The direct impact of stray dogs and cats is the pressure they put on other wildlife, while the indirect impact is that they pass diseases to other animals and even humans. We looked closely at stray cat and dog populations through our citizen science program, and we’re hoping to get a sense of the percentage of sterilizing, sex ratio, and the differences in numbers of stray dogs and cats in different areas.
Note: We want to emphasize that although stray animals can carry pathogens and have impacts on urban wildlife and ecology. However, we do not have to be terrified and try to eliminate them all. What we should do is to control the number of stray animals through sterilization, and advocate against pet abandonment.

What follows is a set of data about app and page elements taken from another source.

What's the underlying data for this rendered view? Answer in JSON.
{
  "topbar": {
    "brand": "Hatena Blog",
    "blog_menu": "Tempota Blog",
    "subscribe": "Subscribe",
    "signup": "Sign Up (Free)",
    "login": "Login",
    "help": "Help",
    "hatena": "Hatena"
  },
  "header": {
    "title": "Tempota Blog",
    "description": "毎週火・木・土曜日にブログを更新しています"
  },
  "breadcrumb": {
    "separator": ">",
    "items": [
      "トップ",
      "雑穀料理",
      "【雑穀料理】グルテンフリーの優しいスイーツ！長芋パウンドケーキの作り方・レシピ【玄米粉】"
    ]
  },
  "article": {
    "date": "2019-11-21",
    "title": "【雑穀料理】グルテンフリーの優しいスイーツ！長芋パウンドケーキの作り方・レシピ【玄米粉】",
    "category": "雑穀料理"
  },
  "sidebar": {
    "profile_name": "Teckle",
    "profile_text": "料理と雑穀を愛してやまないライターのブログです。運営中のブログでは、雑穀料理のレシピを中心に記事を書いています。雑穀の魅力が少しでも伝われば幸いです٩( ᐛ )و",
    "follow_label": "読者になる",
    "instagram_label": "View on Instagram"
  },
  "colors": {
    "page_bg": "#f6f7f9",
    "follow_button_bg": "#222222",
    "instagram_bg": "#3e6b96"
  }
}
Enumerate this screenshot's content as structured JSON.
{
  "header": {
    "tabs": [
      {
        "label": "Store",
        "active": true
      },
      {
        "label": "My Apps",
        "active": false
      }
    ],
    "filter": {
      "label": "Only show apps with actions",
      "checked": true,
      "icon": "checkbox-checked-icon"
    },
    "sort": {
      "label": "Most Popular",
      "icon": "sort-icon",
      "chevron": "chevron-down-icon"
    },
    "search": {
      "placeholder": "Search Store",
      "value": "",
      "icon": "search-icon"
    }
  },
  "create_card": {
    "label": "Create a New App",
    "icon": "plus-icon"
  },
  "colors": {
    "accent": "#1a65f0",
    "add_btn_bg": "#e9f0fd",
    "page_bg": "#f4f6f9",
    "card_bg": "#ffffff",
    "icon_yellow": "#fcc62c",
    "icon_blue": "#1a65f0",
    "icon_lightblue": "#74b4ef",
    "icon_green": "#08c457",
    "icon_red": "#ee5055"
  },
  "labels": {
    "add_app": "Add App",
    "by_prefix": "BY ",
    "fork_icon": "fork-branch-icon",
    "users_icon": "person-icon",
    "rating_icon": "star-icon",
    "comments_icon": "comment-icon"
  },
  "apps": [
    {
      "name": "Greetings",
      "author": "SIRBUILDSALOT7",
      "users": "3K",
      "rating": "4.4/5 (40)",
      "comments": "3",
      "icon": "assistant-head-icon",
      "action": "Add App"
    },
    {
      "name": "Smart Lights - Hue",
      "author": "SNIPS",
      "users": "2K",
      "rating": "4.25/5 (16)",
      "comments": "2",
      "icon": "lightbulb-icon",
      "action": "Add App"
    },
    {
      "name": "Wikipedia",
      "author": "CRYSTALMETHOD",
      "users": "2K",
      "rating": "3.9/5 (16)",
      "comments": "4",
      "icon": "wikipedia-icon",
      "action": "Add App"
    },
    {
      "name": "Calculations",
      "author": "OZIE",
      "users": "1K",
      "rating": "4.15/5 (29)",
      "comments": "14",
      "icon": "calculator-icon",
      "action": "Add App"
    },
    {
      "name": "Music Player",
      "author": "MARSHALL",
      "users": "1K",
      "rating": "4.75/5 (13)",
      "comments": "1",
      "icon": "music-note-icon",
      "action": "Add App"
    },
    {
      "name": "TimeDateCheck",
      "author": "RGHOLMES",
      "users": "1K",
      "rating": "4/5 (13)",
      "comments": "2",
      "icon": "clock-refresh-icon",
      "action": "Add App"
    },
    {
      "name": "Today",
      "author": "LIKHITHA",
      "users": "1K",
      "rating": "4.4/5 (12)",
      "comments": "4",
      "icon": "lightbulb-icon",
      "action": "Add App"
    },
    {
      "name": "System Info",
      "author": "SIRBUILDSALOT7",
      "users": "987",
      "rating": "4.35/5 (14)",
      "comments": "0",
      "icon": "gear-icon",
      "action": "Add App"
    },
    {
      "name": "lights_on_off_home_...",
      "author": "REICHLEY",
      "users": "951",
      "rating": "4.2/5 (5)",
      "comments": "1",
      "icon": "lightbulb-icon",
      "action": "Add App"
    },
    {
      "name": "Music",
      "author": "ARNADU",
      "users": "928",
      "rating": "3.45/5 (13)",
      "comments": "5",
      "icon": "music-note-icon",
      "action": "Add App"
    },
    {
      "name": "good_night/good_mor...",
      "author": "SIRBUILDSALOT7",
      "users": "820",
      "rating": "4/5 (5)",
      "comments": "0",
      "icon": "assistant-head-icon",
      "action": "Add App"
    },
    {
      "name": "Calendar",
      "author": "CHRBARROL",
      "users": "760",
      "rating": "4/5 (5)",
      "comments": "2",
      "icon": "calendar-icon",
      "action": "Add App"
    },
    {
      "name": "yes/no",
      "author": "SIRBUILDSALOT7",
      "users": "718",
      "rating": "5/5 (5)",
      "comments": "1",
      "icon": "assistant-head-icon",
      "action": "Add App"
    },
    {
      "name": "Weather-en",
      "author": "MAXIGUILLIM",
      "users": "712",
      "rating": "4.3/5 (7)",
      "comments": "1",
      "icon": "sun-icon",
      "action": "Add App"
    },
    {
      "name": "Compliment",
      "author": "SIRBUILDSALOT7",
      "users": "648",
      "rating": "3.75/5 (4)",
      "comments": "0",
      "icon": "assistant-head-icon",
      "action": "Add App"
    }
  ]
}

Q: Our last question is regarding the current application for restoration of biodiversity in national parks, how do we choose flagship species and how to ensure the appropriate degree of human intervention in artificial restoration? For example, how many artificial bird nests should be implemented to protect them while making sure they do not rely on it?
A: Choosing a flagship species is an interesting topic. We ask ourselves whether the job we do today is also important in the future. I wish the concept of flagship species will not be needed in the future. Instead of focusing on one or two species, we would see all species as a community from the perspective of ecosystem and biodiversity. However, nowadays flagship species are still necessary. We realized that identifying two flagship species that require different habitats helps us to augment the range and diversity of the protected area. For example, Gibbon tends to live in the mountains, cloud forest, and undisturbed primitive forests, while the Green Peacock tends to live in river valleys and open areas. If we establish a Gibbon-Green Peacock national park that covers both mountains and river valleys, the area will be larger than one that only aims to protect one of these species. Therefore, our job in Qing mountain is to collect data of several species for over 5 years to find out what kind of habitat is best for each of them and group those who need the same resources and habitat. In Qing mountain, we found two major categories. The first one is similar to where pandas live, a mature bamboo forest. The second one is for species like black bears, who are more opportunistic, and favors low-altitude shrubs and secondary successive hardwood forests. Therefore, we chose panda and black bears as the flagship species in Qing mountain, so the protected area could cover both forests and shrubs. The last thing I would like to mention is that in the current stage it is very hard for researchers in China to quantify the numbers of each species. We need to develop a complete monitoring and measurement system of wildlife to figure out the number of each species. For now, we can only design our conservation measures based on the distribution of a species and the relationships between animals and the environment.